What you need to do: All of the entries need to be written out again, exactly as they are.

Excerpts from an interface dataset:

--------------------

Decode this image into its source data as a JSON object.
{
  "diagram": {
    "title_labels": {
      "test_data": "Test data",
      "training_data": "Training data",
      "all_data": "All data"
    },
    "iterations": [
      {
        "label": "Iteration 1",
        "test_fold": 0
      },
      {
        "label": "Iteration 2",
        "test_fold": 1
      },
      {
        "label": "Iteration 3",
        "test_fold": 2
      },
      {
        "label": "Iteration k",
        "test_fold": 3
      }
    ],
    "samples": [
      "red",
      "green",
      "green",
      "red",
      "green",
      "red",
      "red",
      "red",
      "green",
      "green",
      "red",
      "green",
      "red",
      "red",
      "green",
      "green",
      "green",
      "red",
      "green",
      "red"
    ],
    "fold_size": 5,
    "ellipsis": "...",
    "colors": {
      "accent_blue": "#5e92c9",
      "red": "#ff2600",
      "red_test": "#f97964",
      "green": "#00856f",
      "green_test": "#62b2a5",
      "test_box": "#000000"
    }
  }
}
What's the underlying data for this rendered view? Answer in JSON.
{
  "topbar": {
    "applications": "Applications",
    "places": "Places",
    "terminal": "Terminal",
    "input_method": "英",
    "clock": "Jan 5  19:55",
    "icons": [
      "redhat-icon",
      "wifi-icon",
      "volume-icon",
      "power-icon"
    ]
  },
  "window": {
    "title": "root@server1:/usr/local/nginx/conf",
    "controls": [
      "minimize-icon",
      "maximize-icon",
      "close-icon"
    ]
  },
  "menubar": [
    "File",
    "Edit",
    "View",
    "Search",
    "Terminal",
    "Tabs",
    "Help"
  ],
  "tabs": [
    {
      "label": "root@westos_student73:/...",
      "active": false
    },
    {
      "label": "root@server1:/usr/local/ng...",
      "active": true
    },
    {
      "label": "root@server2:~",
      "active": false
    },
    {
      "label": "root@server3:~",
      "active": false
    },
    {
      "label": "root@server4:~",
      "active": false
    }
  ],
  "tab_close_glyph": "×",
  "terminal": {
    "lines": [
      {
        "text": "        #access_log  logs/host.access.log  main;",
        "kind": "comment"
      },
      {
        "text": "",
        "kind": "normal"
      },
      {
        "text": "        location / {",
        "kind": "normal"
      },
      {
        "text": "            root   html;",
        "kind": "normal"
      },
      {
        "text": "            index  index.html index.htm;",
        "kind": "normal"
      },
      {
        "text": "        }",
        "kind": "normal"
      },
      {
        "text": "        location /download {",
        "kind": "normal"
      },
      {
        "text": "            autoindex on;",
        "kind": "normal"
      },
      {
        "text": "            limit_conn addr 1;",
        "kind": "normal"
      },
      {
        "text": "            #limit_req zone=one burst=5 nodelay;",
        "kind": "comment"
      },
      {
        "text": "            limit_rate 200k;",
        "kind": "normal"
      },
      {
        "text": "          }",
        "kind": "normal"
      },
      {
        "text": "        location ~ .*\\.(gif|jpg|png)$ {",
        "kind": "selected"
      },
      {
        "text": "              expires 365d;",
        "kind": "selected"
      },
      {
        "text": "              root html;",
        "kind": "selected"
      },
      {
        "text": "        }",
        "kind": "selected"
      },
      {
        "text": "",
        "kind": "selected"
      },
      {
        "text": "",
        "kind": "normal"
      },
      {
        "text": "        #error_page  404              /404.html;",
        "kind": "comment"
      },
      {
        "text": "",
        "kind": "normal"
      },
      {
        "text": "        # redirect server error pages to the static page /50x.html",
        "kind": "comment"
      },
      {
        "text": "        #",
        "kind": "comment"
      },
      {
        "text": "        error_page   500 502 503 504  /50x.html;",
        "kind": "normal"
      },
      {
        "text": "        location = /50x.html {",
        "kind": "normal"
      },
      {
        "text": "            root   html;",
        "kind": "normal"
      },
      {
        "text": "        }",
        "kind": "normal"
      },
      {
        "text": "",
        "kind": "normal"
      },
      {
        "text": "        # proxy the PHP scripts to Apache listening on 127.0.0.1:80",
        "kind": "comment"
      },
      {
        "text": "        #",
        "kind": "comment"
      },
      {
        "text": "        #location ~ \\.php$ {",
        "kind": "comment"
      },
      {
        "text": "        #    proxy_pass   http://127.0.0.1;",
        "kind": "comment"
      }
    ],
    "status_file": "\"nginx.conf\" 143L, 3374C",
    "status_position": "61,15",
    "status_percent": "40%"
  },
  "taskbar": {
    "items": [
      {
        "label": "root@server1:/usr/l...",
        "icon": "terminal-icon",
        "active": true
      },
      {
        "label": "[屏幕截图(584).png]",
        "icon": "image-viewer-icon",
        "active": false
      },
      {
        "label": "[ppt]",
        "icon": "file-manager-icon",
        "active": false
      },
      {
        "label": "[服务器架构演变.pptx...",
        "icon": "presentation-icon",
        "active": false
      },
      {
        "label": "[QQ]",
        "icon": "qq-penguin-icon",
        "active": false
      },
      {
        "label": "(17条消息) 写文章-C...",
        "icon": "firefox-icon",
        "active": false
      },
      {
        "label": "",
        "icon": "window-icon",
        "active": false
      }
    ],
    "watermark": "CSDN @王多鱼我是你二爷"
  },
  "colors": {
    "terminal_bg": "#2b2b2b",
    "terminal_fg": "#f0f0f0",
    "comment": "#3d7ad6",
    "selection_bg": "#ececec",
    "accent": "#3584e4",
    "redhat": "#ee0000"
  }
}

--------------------

Your response:
Decode this image into its source data as a JSON object.
{
  "diagram": {
    "title_labels": {
      "test_data": "Test data",
      "training_data": "Training data",
      "all_data": "All data"
    },
    "iterations": [
      {
        "label": "Iteration 1",
        "test_fold": 0
      },
      {
        "label": "Iteration 2",
        "test_fold": 1
      },
      {
        "label": "Iteration 3",
        "test_fold": 2
      },
      {
        "label": "Iteration k",
        "test_fold": 3
      }
    ],
    "samples": [
      "red",
      "green",
      "green",
      "red",
      "green",
      "red",
      "red",
      "red",
      "green",
      "green",
      "red",
      "green",
      "red",
      "red",
      "green",
      "green",
      "green",
      "red",
      "green",
      "red"
    ],
    "fold_size": 5,
    "ellipsis": "...",
    "colors": {
      "accent_blue": "#5e92c9",
      "red": "#ff2600",
      "red_test": "#f97964",
      "green": "#00856f",
      "green_test": "#62b2a5",
      "test_box": "#000000"
    }
  }
}
What's the underlying data for this rendered view? Answer in JSON.
{
  "topbar": {
    "applications": "Applications",
    "places": "Places",
    "terminal": "Terminal",
    "input_method": "英",
    "clock": "Jan 5  19:55",
    "icons": [
      "redhat-icon",
      "wifi-icon",
      "volume-icon",
      "power-icon"
    ]
  },
  "window": {
    "title": "root@server1:/usr/local/nginx/conf",
    "controls": [
      "minimize-icon",
      "maximize-icon",
      "close-icon"
    ]
  },
  "menubar": [
    "File",
    "Edit",
    "View",
    "Search",
    "Terminal",
    "Tabs",
    "Help"
  ],
  "tabs": [
    {
      "label": "root@westos_student73:/...",
      "active": false
    },
    {
      "label": "root@server1:/usr/local/ng...",
      "active": true
    },
    {
      "label": "root@server2:~",
      "active": false
    },
    {
      "label": "root@server3:~",
      "active": false
    },
    {
      "label": "root@server4:~",
      "active": false
    }
  ],
  "tab_close_glyph": "×",
  "terminal": {
    "lines": [
      {
        "text": "        #access_log  logs/host.access.log  main;",
        "kind": "comment"
      },
      {
        "text": "",
        "kind": "normal"
      },
      {
        "text": "        location / {",
        "kind": "normal"
      },
      {
        "text": "            root   html;",
        "kind": "normal"
      },
      {
        "text": "            index  index.html index.htm;",
        "kind": "normal"
      },
      {
        "text": "        }",
        "kind": "normal"
      },
      {
        "text": "        location /download {",
        "kind": "normal"
      },
      {
        "text": "            autoindex on;",
        "kind": "normal"
      },
      {
        "text": "            limit_conn addr 1;",
        "kind": "normal"
      },
      {
        "text": "            #limit_req zone=one burst=5 nodelay;",
        "kind": "comment"
      },
      {
        "text": "            limit_rate 200k;",
        "kind": "normal"
      },
      {
        "text": "          }",
        "kind": "normal"
      },
      {
        "text": "        location ~ .*\\.(gif|jpg|png)$ {",
        "kind": "selected"
      },
      {
        "text": "              expires 365d;",
        "kind": "selected"
      },
      {
        "text": "              root html;",
        "kind": "selected"
      },
      {
        "text": "        }",
        "kind": "selected"
      },
      {
        "text": "",
        "kind": "selected"
      },
      {
        "text": "",
        "kind": "normal"
      },
      {
        "text": "        #error_page  404              /404.html;",
        "kind": "comment"
      },
      {
        "text": "",
        "kind": "normal"
      },
      {
        "text": "        # redirect server error pages to the static page /50x.html",
        "kind": "comment"
      },
      {
        "text": "        #",
        "kind": "comment"
      },
      {
        "text": "        error_page   500 502 503 504  /50x.html;",
        "kind": "normal"
      },
      {
        "text": "        location = /50x.html {",
        "kind": "normal"
      },
      {
        "text": "            root   html;",
        "kind": "normal"
      },
      {
        "text": "        }",
        "kind": "normal"
      },
      {
        "text": "",
        "kind": "normal"
      },
      {
        "text": "        # proxy the PHP scripts to Apache listening on 127.0.0.1:80",
        "kind": "comment"
      },
      {
        "text": "        #",
        "kind": "comment"
      },
      {
        "text": "        #location ~ \\.php$ {",
        "kind": "comment"
      },
      {
        "text": "        #    proxy_pass   http://127.0.0.1;",
        "kind": "comment"
      }
    ],
    "status_file": "\"nginx.conf\" 143L, 3374C",
    "status_position": "61,15",
    "status_percent": "40%"
  },
  "taskbar": {
    "items": [
      {
        "label": "root@server1:/usr/l...",
        "icon": "terminal-icon",
        "active": true
      },
      {
        "label": "[屏幕截图(584).png]",
        "icon": "image-viewer-icon",
        "active": false
      },
      {
        "label": "[ppt]",
        "icon": "file-manager-icon",
        "active": false
      },
      {
        "label": "[服务器架构演变.pptx...",
        "icon": "presentation-icon",
        "active": false
      },
      {
        "label": "[QQ]",
        "icon": "qq-penguin-icon",
        "active": false
      },
      {
        "label": "(17条消息) 写文章-C...",
        "icon": "firefox-icon",
        "active": false
      },
      {
        "label": "",
        "icon": "window-icon",
        "active": false
      }
    ],
    "watermark": "CSDN @王多鱼我是你二爷"
  },
  "colors": {
    "terminal_bg": "#2b2b2b",
    "terminal_fg": "#f0f0f0",
    "comment": "#3d7ad6",
    "selection_bg": "#ececec",
    "accent": "#3584e4",
    "redhat": "#ee0000"
  }
}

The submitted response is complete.